§ Records to use

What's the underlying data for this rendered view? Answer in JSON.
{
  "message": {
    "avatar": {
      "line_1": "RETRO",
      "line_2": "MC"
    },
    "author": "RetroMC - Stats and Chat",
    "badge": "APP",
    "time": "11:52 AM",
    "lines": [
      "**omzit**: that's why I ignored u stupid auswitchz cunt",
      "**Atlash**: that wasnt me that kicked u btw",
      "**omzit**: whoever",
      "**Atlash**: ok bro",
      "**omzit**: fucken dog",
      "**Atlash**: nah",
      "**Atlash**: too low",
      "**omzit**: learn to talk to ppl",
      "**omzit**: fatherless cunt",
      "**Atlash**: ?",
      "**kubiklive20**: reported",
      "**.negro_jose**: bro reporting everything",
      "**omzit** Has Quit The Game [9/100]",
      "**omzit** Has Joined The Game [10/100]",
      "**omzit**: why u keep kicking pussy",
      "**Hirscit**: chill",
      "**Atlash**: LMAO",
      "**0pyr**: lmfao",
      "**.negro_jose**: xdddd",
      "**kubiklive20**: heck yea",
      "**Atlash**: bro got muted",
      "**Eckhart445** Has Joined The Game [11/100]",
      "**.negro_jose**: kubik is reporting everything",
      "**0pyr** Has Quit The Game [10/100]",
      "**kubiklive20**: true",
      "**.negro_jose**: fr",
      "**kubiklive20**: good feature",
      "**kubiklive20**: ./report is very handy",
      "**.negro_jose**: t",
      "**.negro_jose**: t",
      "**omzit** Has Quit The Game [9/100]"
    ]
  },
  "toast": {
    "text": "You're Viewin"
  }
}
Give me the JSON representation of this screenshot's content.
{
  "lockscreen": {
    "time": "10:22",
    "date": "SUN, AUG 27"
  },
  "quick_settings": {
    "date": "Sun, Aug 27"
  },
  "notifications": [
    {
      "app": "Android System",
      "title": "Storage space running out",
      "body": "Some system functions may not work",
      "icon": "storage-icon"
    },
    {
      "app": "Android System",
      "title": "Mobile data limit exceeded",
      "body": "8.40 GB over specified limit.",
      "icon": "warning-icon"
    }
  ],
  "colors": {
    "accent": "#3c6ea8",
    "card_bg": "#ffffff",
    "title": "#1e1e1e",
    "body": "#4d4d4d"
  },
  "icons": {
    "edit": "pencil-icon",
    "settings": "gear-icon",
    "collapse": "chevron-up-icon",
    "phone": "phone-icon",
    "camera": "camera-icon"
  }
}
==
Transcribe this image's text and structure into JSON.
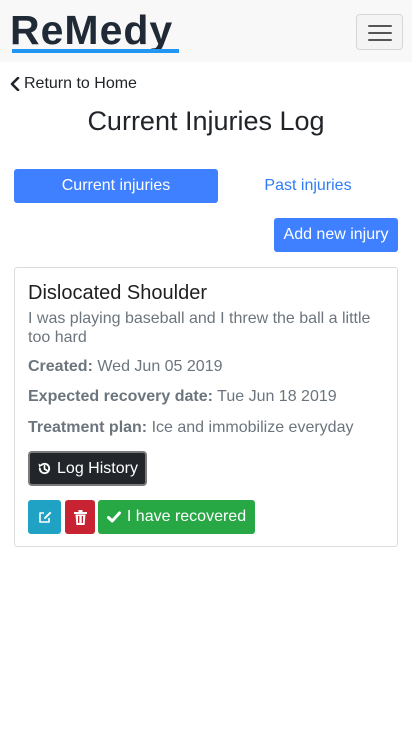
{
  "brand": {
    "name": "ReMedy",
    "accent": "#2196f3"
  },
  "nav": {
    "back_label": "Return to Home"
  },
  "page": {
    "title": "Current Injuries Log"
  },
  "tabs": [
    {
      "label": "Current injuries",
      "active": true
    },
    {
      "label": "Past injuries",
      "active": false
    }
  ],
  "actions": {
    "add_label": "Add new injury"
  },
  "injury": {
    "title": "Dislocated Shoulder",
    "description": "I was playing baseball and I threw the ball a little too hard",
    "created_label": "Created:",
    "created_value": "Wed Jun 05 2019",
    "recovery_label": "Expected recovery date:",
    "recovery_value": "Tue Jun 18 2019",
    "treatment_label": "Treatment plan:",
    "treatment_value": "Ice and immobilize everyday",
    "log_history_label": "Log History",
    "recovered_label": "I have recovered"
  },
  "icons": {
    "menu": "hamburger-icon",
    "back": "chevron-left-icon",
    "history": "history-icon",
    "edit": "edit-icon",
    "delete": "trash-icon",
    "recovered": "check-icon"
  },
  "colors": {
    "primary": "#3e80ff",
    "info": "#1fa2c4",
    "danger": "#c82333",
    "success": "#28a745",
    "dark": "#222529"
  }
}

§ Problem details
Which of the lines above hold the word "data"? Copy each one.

§ Exercise solution
What's the underlying data for this rendered view? Answer in JSON.
      "title": "Mobile data limit exceeded",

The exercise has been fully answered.